- At one point, as the men are looking at a poster featuring a young woman,
Leer and Tjaden stroll up; they look at the poster and immediately the conversation becomes smutty. Leer was the first of our class to have intercourse, and he gave stirring details of it.
In other words, Leer is associated here with sexual experience but also with a certain sexual crudeness.
- Later, Leer is excited at the prospect of having sex with a French woman and succeeds in doing so.
- Later still, however, Leer is hit by shrapnel, is seriously injured, and quickly dies:
Leer groans as he supports himself on his arm, he bleeds quickly, no one can help him. Like an emptying tube, after a couple of minutes he collapses.
What use is it to him now that he was such a good mathematician at school. [sic]
Leer, then, is one of many characters in this novel whose experiences seem highly ironic. He is young, healthy, sexually motivated, sexually potent, and sexually mature, and in all these ways he is associated with life, liveliness, vigor, and strength. Yet in a second his life and body are torn apart by shrapnel and in a few seconds or minutes he bleeds to death. He was “a good mathematician at school” (a fact that unexpectedly links him also with the intellect, not merely the body); he was sexually experienced, self-confident, and successful; yet in almost no time he is dead. Everthing that he symbolized is now snuffed out. His apparent superiority (in some ways) to the other men vanishes in an instant. He typifies the young men who, during World War I, died by the millions upon millions. He symbolizes the tragic waste of war, and of that war especially.

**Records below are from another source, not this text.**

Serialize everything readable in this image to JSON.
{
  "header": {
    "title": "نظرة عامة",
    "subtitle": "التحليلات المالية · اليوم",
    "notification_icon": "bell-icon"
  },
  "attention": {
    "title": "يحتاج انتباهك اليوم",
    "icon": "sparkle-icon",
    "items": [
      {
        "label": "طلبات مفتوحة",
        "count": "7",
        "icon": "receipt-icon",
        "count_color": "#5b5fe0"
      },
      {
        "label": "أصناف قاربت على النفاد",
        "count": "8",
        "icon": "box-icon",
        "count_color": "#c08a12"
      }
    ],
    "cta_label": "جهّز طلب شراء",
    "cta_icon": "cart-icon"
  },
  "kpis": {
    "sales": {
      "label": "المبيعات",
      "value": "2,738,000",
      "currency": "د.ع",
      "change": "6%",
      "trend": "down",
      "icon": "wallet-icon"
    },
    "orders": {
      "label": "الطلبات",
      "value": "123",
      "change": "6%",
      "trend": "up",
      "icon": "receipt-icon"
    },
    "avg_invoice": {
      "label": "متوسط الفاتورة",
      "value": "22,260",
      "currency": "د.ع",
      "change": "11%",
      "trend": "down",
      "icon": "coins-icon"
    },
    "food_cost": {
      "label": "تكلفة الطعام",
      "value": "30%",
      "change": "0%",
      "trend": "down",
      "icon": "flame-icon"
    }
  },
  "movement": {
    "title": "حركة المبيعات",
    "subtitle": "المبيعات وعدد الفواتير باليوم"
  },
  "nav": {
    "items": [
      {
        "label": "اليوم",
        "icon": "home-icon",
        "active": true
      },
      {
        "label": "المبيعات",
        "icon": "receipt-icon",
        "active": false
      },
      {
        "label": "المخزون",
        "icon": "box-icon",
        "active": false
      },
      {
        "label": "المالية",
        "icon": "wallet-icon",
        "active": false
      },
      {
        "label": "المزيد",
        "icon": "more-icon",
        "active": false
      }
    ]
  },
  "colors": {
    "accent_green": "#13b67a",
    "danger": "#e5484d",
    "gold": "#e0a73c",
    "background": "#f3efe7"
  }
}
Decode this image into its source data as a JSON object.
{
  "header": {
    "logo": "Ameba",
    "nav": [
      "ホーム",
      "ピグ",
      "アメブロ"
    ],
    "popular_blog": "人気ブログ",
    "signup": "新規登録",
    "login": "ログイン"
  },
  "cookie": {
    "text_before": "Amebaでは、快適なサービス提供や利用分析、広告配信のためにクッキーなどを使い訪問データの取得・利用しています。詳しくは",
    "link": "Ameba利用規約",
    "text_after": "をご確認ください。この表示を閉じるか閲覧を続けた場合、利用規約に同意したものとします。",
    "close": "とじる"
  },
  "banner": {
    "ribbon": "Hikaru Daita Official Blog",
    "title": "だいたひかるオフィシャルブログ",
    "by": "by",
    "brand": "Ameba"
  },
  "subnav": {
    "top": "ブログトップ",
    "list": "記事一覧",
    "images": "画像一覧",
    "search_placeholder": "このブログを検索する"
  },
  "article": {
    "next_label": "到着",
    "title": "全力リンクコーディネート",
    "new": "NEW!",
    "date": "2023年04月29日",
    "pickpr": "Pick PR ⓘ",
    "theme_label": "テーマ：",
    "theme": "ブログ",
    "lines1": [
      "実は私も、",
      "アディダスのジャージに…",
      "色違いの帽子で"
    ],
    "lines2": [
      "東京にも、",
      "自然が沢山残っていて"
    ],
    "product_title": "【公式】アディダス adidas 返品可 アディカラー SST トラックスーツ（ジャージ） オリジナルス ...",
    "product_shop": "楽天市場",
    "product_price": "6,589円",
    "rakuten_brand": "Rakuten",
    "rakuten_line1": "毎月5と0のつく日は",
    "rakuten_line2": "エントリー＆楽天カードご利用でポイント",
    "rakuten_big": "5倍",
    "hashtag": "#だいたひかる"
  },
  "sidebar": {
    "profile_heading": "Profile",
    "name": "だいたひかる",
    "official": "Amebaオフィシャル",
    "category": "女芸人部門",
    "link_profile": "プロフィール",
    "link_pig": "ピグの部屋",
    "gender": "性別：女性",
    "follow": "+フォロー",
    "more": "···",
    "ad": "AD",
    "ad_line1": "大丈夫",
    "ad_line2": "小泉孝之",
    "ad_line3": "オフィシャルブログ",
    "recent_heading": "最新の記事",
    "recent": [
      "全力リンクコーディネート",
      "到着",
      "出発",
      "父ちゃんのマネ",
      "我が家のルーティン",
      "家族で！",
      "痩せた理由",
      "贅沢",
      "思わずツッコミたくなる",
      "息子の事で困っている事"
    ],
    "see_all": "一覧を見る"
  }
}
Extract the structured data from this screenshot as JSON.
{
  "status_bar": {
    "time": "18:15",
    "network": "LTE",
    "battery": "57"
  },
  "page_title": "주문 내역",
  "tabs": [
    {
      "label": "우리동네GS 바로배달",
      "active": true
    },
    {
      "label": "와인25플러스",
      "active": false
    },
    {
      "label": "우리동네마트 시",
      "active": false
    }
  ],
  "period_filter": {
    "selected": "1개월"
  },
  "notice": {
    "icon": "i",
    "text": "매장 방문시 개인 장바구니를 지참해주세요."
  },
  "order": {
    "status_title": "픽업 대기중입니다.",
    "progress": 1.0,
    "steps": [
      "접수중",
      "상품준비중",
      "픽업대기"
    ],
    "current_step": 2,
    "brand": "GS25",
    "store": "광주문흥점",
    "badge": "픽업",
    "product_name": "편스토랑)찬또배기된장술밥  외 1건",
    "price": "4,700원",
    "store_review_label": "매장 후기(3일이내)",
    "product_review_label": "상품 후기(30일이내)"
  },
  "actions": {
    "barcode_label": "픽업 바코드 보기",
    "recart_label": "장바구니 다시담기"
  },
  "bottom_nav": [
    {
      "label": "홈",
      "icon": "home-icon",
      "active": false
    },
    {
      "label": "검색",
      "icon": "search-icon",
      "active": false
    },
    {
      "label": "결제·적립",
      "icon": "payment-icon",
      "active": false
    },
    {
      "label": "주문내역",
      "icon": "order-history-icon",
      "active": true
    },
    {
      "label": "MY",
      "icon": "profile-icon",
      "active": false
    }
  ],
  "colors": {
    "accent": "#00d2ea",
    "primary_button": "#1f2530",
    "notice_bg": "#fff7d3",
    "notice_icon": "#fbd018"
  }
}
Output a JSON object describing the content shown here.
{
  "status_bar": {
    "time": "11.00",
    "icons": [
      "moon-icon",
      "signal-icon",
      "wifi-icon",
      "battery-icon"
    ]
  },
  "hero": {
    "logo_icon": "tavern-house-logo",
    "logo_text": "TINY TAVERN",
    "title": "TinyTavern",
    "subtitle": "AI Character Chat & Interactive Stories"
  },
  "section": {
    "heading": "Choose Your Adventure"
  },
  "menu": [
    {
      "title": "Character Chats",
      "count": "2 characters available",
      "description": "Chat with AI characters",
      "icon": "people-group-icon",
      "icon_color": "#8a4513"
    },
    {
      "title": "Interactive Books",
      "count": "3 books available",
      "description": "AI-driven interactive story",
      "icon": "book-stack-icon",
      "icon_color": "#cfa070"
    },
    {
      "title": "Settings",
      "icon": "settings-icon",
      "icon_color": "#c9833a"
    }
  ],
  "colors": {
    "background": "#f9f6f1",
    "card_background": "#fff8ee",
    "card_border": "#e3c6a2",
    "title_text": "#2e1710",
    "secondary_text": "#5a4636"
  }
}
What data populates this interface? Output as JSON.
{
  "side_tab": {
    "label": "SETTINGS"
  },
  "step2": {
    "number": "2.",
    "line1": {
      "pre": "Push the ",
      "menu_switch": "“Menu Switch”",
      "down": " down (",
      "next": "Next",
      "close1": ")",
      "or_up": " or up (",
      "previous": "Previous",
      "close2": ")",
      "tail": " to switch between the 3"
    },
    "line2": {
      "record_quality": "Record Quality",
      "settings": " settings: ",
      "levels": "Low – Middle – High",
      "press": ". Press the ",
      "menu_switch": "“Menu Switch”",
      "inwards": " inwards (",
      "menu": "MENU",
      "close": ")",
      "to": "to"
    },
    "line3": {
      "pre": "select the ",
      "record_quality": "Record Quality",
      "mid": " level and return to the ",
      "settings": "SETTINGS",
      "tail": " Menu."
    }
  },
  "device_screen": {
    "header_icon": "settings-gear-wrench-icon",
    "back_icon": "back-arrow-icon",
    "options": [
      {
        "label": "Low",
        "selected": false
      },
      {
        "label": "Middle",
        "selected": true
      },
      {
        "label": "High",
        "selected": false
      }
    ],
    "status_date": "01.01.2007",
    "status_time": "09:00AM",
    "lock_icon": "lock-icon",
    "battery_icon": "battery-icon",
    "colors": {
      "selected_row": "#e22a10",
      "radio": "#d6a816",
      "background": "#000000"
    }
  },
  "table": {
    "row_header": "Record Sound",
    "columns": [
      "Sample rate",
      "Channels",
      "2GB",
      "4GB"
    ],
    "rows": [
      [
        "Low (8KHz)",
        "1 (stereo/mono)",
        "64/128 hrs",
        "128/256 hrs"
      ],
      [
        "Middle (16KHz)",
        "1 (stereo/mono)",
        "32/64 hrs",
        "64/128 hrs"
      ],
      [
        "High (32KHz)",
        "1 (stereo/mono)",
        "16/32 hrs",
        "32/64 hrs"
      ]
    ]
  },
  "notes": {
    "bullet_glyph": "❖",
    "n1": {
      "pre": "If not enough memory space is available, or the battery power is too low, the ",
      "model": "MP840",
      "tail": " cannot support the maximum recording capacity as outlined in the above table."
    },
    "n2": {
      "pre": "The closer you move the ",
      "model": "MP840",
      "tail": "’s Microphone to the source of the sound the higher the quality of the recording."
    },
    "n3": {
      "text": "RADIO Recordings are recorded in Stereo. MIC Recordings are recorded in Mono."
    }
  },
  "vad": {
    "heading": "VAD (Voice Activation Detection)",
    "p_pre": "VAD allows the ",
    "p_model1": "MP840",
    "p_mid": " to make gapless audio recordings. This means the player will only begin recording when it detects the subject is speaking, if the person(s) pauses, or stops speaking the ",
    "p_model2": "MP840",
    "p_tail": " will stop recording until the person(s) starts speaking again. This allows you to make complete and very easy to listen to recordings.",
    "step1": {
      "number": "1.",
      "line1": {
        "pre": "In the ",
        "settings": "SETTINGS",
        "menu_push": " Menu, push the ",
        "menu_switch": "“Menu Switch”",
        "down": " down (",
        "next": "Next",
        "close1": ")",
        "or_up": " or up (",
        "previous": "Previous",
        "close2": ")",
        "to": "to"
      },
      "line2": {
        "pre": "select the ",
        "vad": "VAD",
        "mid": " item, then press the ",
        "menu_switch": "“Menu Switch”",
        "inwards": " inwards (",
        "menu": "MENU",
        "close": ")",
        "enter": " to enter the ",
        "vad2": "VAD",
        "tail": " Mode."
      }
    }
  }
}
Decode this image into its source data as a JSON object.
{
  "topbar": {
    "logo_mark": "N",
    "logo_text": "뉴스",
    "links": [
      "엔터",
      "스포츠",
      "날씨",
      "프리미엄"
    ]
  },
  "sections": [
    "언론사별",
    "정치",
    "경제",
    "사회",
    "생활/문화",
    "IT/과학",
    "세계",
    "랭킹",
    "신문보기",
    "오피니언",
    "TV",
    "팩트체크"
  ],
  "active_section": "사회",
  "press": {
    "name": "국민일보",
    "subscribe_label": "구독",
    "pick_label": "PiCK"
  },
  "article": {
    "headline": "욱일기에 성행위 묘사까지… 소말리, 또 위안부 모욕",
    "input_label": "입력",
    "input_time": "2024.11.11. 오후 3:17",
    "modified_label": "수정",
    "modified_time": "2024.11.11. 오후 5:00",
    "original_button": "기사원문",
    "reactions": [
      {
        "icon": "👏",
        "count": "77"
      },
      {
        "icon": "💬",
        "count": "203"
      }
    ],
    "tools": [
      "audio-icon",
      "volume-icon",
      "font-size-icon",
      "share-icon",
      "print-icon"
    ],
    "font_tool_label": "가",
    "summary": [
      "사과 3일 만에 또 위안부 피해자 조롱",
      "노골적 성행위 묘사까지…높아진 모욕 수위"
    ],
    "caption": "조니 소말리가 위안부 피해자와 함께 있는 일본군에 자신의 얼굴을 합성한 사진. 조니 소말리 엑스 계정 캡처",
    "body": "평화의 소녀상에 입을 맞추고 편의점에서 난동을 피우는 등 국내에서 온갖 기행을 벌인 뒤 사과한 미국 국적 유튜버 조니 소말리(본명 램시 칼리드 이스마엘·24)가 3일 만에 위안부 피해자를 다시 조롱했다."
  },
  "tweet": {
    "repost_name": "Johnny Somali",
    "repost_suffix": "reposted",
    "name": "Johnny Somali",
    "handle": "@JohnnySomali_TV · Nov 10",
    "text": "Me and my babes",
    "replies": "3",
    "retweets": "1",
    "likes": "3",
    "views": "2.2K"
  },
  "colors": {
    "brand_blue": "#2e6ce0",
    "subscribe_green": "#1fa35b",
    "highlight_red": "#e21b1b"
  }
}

Something extra: Leer is a character who invites attention from the perspective of "archetypal" criticism. This is an approach to literature that stresses certain basic stories, themes, and character types that tend to appear in numerous works of literature and that tend to appeal to readers regardless of their different personal or cultural backgrounds. Leer fits the archetype of the Virile Young Man -- the man who seems destined for success in life because of his strength, his confidence, and his appeal to the opposite sex. Leer seems to embody some kind of elemental life force. He seems the very opposite of anything that is weak, sickly, or subject to death -- a fact that makes his abrupt, unexpected death seem all the more ironic. If Leer had been a weakling or full of fear, his death might not seem so shocking. But he is just the opposite, and so his death drives home to us the horror and waste of war.
Yet Leer seems to be an "archetypal" character in another way as well: Often in works dealing with warfare, it is precisely such characters as Leer who are cut down by death. (A different kind of example of this archetype is the character played by Mark Lee in the great film about World War I titled Gallipoli.) Writers often emphasize the tragedy of war by emphasizing the deaths of young men who seem full of life. Such deaths are almost archetypal in war fiction, and so Leer is selected by Remarque to play this archetypal role.